Even if you’re not a regulative principle church, this is a non-negotiable.
2. Is this element comprehensible to outsiders?
Total understanding of every element is not possible, of course, and spiritual acceptance isn’t possible for those outside the faith, but unbelievers and other visitors should be able to discern what you’re doing, even if they don’t know why you’re doing it.
3. Is this element edifying to believers?
Not simply: Is this entertaining or amusing, or will this attract attention or provoke? But: Is this edifying? Is it conducive to the building up of the saints in Christ and God’s love?
4. Is this element offensive, alienating, or marginalizing to any section or subsection of the church body?
People scoff about music being too loud, but so often this is a legitimate concern for older folks. People may disregard music or sermons that are boring or boringly presented, but so often this is a legitimate concern for younger folks. You obviously can’t please everybody as it pertains to preferences, but our service elements should not be approached insensitively or with disregard for the reality of the body. In other words, we do not challenge the stylistic idolatries of one demographic by satisfying the stylistic idolatries of another. What serves? What ministers? What appropriately allows for participation in the service across the body of Christ? On that note:
5. Does this element exalt God or man?
Apply as needed to everything from sermon points to special music. It’s not about denigrating man, or not recognizing people for various achievements and the like. It is just a good question to ask as it pertains to the focus of a worship service. It could have come in handy in the planning stages of a worship service I once attended where a song about our being able to change the world with our own two hands was part of the worship set. It occurred to me then: “Wait– who am I worshiping right now?” And on that note:
6. Does this element adorn the gospel?
Is this element in service of the gospel or some other message or focus? Or, alternately, Does this element in the worship service make Jesus look big?
1. How does this topic/passage fit into the big story of Scripture?
Cum se potriveste subiectul / pasajul tau in marea poveste a Bibliei?
2. What is distinctively Christian about the way I am addressing the topic/passage?
Ce este in mod specific crestin(altfel decat o fac cei din lume in conferintele lor) in felul cum prezint subiectul/pasajul?
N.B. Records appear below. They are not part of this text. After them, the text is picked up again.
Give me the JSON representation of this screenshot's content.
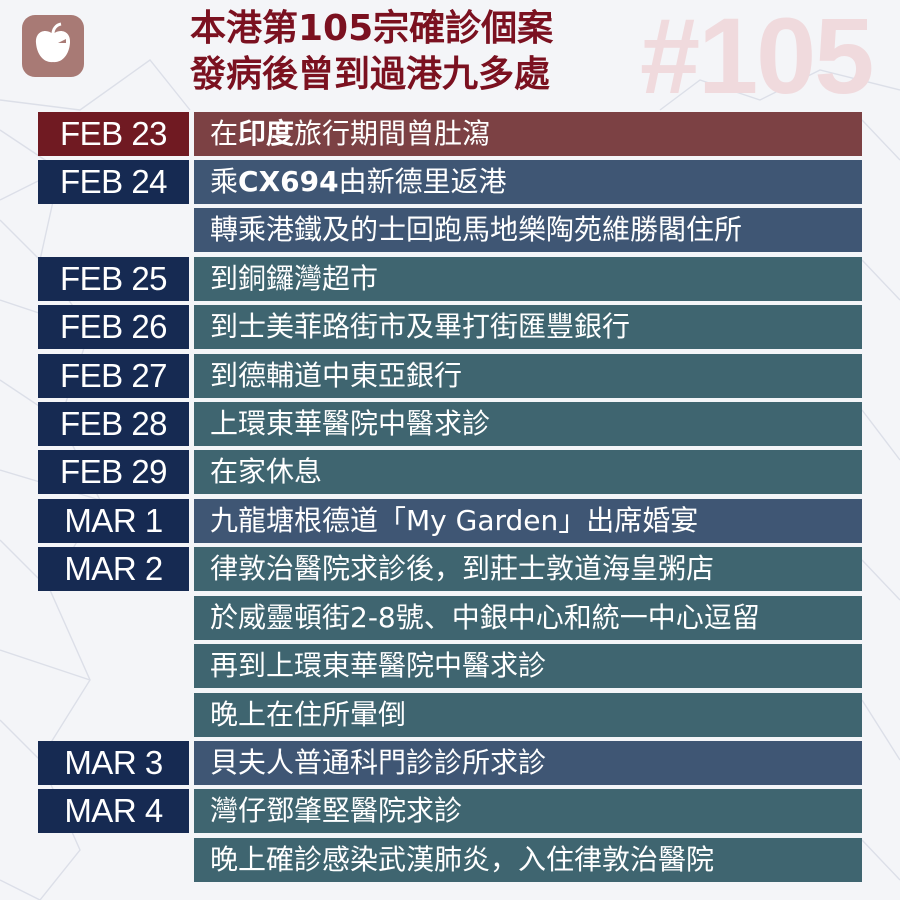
{
  "header": {
    "title_line1": "本港第105宗確診個案",
    "title_line2": "發病後曾到過港九多處",
    "watermark": "#105"
  },
  "colors": {
    "title": "#7b1120",
    "date_navy": "#162a52",
    "date_maroon": "#701a22",
    "event_maroon": "#7c4144",
    "event_slate": "#3f5674",
    "event_teal": "#3f6570"
  },
  "timeline": [
    {
      "date": "FEB 23",
      "text_pre": "在",
      "text_bold": "印度",
      "text_post": "旅行期間曾肚瀉"
    },
    {
      "date": "FEB 24",
      "text_pre": "乘",
      "text_bold": "CX694",
      "text_post": "由新德里返港"
    },
    {
      "date": "",
      "text_pre": "轉乘港鐵及的士回跑馬地樂陶苑維勝閣住所",
      "text_bold": "",
      "text_post": ""
    },
    {
      "date": "FEB 25",
      "text_pre": "到銅鑼灣超市",
      "text_bold": "",
      "text_post": ""
    },
    {
      "date": "FEB 26",
      "text_pre": "到士美菲路街市及畢打街匯豐銀行",
      "text_bold": "",
      "text_post": ""
    },
    {
      "date": "FEB 27",
      "text_pre": "到德輔道中東亞銀行",
      "text_bold": "",
      "text_post": ""
    },
    {
      "date": "FEB 28",
      "text_pre": "上環東華醫院中醫求診",
      "text_bold": "",
      "text_post": ""
    },
    {
      "date": "FEB 29",
      "text_pre": "在家休息",
      "text_bold": "",
      "text_post": ""
    },
    {
      "date": "MAR 1",
      "text_pre": "九龍塘根德道「My Garden」出席婚宴",
      "text_bold": "",
      "text_post": ""
    },
    {
      "date": "MAR 2",
      "text_pre": "律敦治醫院求診後，到莊士敦道海皇粥店",
      "text_bold": "",
      "text_post": ""
    },
    {
      "date": "",
      "text_pre": "於威靈頓街2-8號、中銀中心和統一中心逗留",
      "text_bold": "",
      "text_post": ""
    },
    {
      "date": "",
      "text_pre": "再到上環東華醫院中醫求診",
      "text_bold": "",
      "text_post": ""
    },
    {
      "date": "",
      "text_pre": "晚上在住所暈倒",
      "text_bold": "",
      "text_post": ""
    },
    {
      "date": "MAR 3",
      "text_pre": "貝夫人普通科門診診所求診",
      "text_bold": "",
      "text_post": ""
    },
    {
      "date": "MAR 4",
      "text_pre": "灣仔鄧肇堅醫院求診",
      "text_bold": "",
      "text_post": ""
    },
    {
      "date": "",
      "text_pre": "晚上確診感染武漢肺炎，入住律敦治醫院",
      "text_bold": "",
      "text_post": ""
    }
  ]
}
3. How does this truth equip God’s church to live on mission?
Cum echipeaza acest adevar biserica ta pentru a-si indeplini misiunea in viata de zi cu zi ?
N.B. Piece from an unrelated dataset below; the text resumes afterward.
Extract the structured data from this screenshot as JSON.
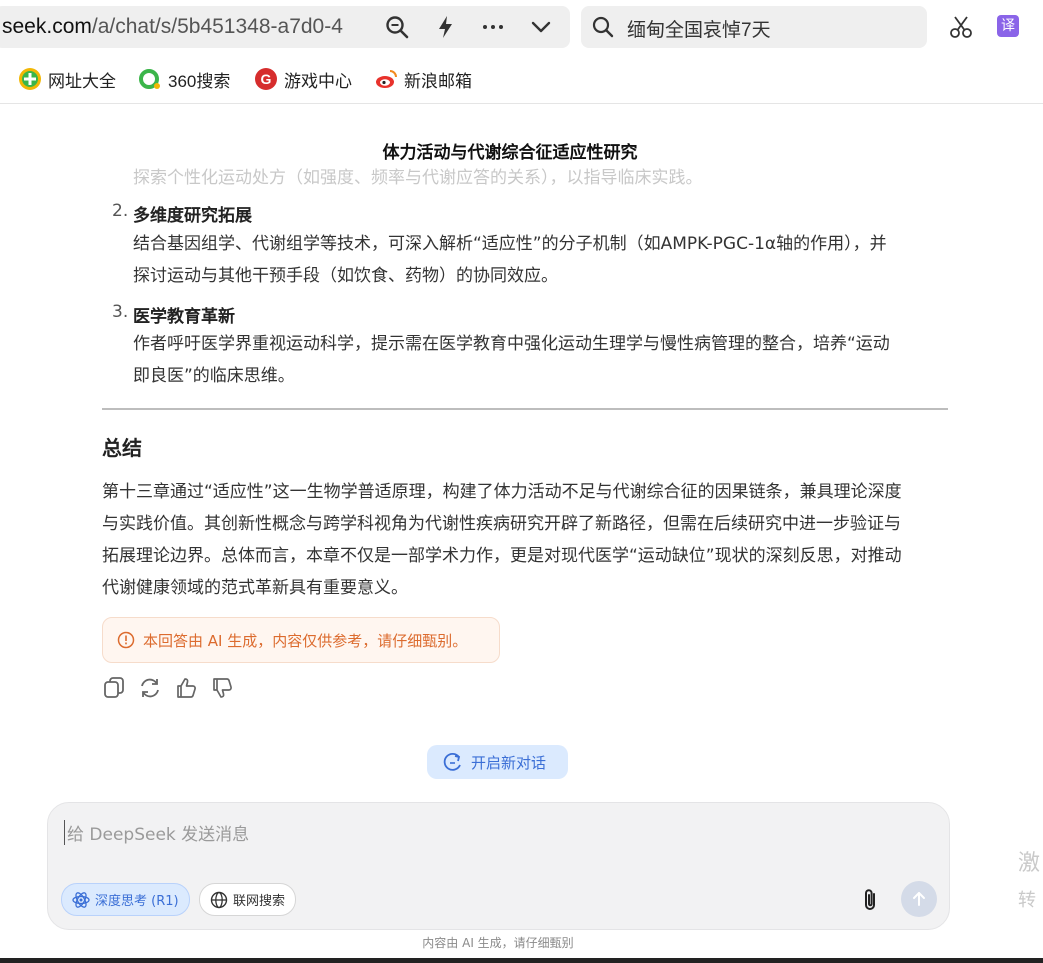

Articolul in engleza
3 Questions to Ask of Your Sermon
There has been a lot of talk in recent years about making the gospel announcement of Jesus Christ front and center in our preaching and teaching. As our society becomes increasingly post-Christian, it is critical for us to not assume lost people know who God is, what He is like, and what He has done for us. We need to be clear in what we teach, with a laser-like focus on Jesus Christ our Savior.
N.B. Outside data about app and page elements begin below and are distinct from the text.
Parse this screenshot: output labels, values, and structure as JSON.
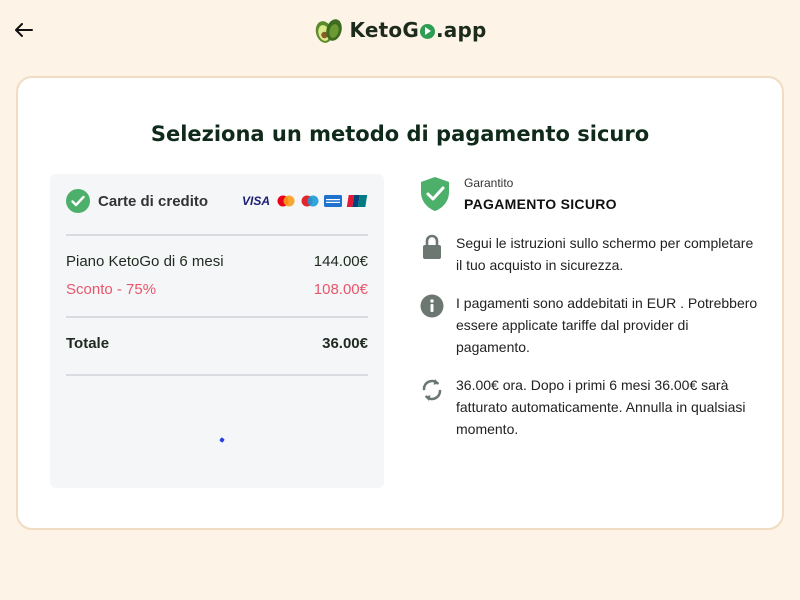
{
  "header": {
    "back_icon": "arrow-left-icon",
    "logo_icon": "avocado-icon",
    "logo_prefix": "KetoG",
    "logo_suffix": ".app"
  },
  "page": {
    "title": "Seleziona un metodo di pagamento sicuro"
  },
  "payment": {
    "method_label": "Carte di credito",
    "card_brands": [
      "VISA",
      "Mastercard",
      "Maestro",
      "American Express",
      "UnionPay"
    ],
    "visa_label": "VISA",
    "plan_label": "Piano KetoGo di 6 mesi",
    "plan_price": "144.00€",
    "discount_label": "Sconto -  75%",
    "discount_price": "108.00€",
    "total_label": "Totale",
    "total_price": "36.00€"
  },
  "info": {
    "secure_small": "Garantito",
    "secure_big": "PAGAMENTO SICURO",
    "items": [
      {
        "icon": "lock-icon",
        "text": "Segui le istruzioni sullo schermo per completare il tuo acquisto in sicurezza."
      },
      {
        "icon": "info-icon",
        "text": "I pagamenti sono addebitati in EUR . Potrebbero essere applicate tariffe dal provider di pagamento."
      },
      {
        "icon": "refresh-icon",
        "text": "36.00€ ora. Dopo i primi 6 mesi 36.00€ sarà fatturato automaticamente. Annulla in qualsiasi momento."
      }
    ]
  },
  "colors": {
    "background": "#fdf3e7",
    "accent_green": "#4caf6a",
    "discount_red": "#e8566c",
    "icon_gray": "#6b7770"
  }
}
But how do we make sure that Jesus is center-stage in our church?
How do we keep other things from taking His place in our sermons, our Sunday School classes or our small groups?
In other words, how do we maintain Christ-centeredness when there are so many other good things vying for our attention and time?
As editor of The Gospel Project, I’ve wrestled with this question. It’s one thing to have “core values” like “Christ-centered” and “mission-driven” written on the page. It’s another thing entirely to make sure that these values are actually expressed in the lessons. To help our writers, we’ve put together three big questions we want them to ask of every lesson.
The more I’ve thought about these questions, the more I am convinced that pastors ought to ask these questions of every sermon they preach. Teachers ought to ask these questions of every lesson they prepare. The questions are a helpful guide to keeping Christ as the focus of our ministry.